Description of the task: Give the number of lines below that hold "JSON", and only that.

Material provided:
┌──

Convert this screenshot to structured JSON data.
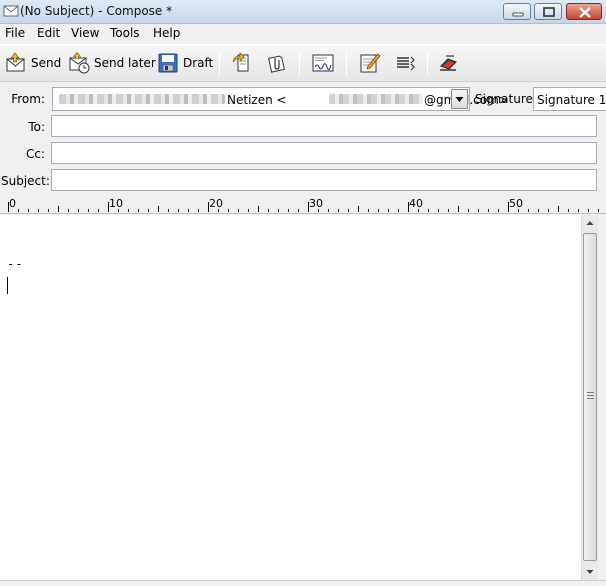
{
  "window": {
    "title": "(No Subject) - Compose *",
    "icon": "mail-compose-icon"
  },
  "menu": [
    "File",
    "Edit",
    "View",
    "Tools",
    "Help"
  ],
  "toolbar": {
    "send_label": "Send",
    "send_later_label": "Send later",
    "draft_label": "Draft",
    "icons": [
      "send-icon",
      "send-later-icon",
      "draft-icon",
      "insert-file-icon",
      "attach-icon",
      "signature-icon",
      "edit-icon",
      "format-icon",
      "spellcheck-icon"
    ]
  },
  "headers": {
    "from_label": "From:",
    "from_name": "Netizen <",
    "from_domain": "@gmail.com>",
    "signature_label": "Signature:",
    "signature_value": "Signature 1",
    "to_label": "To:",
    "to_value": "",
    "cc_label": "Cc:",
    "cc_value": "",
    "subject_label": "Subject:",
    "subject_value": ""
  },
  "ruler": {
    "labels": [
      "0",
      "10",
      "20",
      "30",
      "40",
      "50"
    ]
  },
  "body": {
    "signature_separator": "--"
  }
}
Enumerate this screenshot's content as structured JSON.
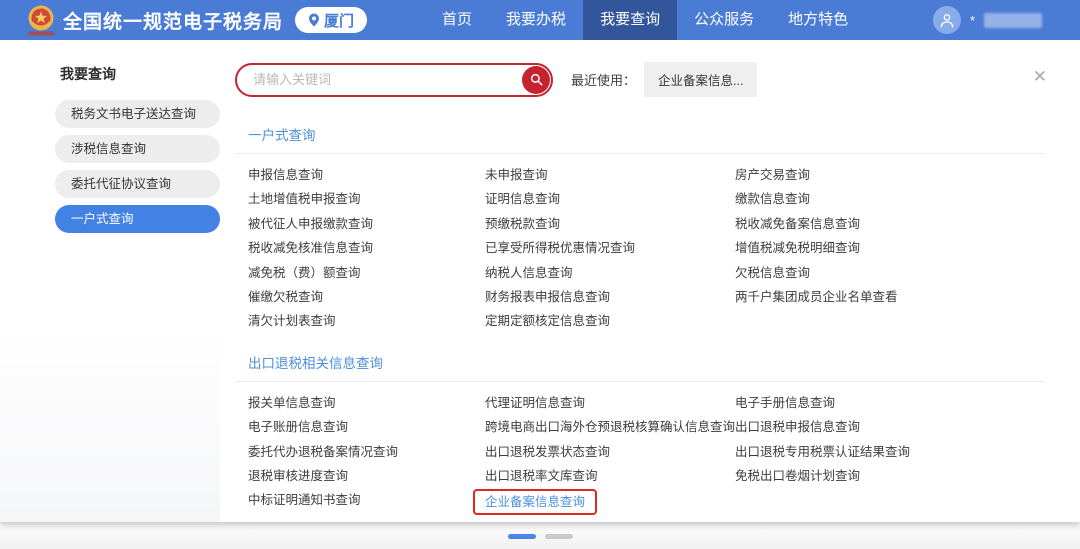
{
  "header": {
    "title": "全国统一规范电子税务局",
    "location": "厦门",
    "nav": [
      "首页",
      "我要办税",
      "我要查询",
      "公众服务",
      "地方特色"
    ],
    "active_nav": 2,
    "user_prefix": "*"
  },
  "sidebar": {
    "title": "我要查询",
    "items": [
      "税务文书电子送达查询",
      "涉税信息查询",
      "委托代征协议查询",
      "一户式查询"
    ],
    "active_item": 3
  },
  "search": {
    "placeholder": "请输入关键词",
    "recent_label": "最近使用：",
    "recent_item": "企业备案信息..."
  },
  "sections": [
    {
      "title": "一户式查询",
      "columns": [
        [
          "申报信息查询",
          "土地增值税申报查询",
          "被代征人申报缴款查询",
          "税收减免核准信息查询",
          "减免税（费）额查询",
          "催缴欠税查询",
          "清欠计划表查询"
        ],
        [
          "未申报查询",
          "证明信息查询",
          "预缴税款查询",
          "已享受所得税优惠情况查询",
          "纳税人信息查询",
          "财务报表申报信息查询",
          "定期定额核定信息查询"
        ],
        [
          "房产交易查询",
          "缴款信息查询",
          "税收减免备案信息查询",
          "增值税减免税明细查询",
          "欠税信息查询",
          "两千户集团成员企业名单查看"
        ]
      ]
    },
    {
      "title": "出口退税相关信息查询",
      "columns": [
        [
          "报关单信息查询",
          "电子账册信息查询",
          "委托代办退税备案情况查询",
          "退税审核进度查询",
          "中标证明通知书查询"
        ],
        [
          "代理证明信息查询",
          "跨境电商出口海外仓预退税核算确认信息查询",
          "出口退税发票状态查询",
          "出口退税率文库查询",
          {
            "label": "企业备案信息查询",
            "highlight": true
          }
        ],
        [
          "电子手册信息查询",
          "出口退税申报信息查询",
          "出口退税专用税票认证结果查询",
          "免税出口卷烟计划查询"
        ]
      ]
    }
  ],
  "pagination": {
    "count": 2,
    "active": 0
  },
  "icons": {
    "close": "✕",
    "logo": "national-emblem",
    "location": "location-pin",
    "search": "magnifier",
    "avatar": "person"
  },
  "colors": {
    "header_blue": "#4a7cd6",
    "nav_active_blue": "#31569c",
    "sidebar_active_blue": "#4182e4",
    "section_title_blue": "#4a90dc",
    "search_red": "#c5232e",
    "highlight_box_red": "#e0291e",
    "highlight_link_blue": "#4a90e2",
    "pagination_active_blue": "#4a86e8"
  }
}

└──
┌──

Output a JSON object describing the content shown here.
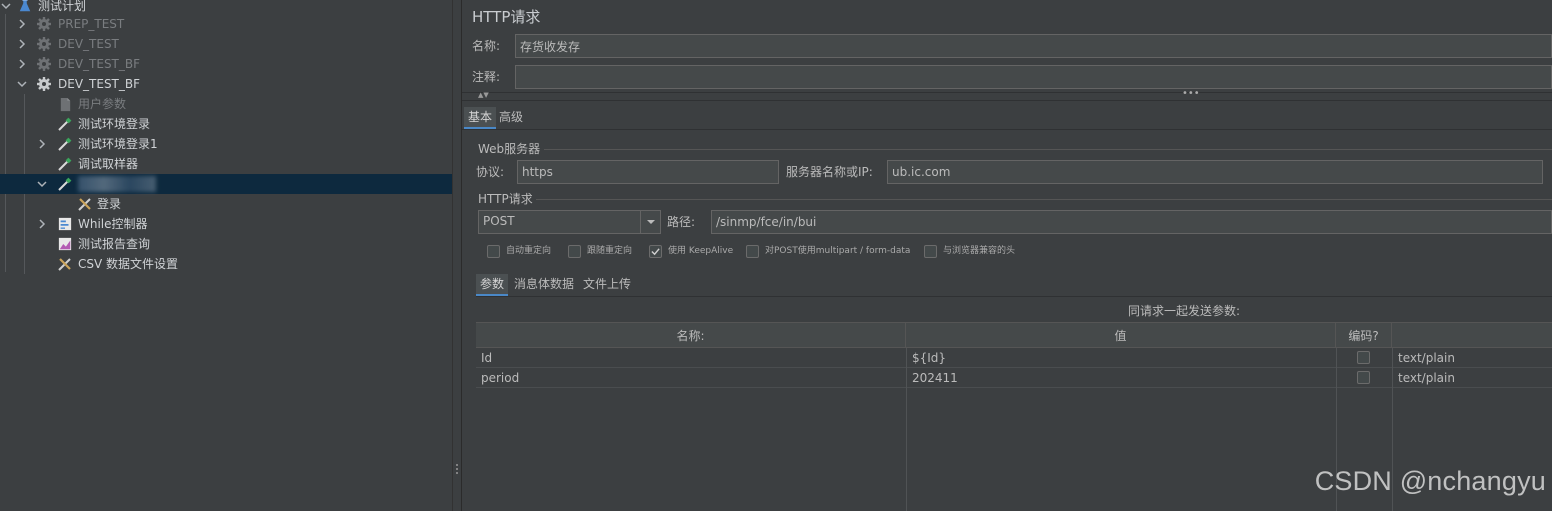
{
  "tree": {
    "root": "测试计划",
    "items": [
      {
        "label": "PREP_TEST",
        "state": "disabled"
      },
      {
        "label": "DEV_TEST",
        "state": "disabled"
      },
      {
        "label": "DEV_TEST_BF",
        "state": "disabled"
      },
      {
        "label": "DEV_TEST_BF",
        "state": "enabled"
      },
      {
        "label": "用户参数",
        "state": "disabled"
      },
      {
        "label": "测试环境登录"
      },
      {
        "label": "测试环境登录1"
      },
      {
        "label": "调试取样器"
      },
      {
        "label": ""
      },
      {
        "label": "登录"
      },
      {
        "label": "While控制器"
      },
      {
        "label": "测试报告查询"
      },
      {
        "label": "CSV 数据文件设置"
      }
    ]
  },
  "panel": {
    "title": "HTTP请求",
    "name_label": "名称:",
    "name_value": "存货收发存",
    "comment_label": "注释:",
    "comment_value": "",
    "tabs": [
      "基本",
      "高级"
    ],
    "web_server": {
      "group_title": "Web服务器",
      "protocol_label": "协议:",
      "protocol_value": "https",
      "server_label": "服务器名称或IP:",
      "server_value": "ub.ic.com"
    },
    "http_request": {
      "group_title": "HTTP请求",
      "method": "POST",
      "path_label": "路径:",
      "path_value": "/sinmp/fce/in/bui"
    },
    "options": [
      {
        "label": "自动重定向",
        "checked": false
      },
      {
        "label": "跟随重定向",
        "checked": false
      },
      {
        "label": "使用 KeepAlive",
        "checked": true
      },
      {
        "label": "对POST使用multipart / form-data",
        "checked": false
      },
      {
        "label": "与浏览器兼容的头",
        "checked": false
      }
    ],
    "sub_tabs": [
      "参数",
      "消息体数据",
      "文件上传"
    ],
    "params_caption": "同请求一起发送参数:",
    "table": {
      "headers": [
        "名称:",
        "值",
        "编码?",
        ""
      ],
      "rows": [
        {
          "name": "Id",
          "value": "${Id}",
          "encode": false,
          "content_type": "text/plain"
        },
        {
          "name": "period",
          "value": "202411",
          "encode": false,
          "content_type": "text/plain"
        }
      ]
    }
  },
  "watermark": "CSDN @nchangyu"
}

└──

Response to this task: 3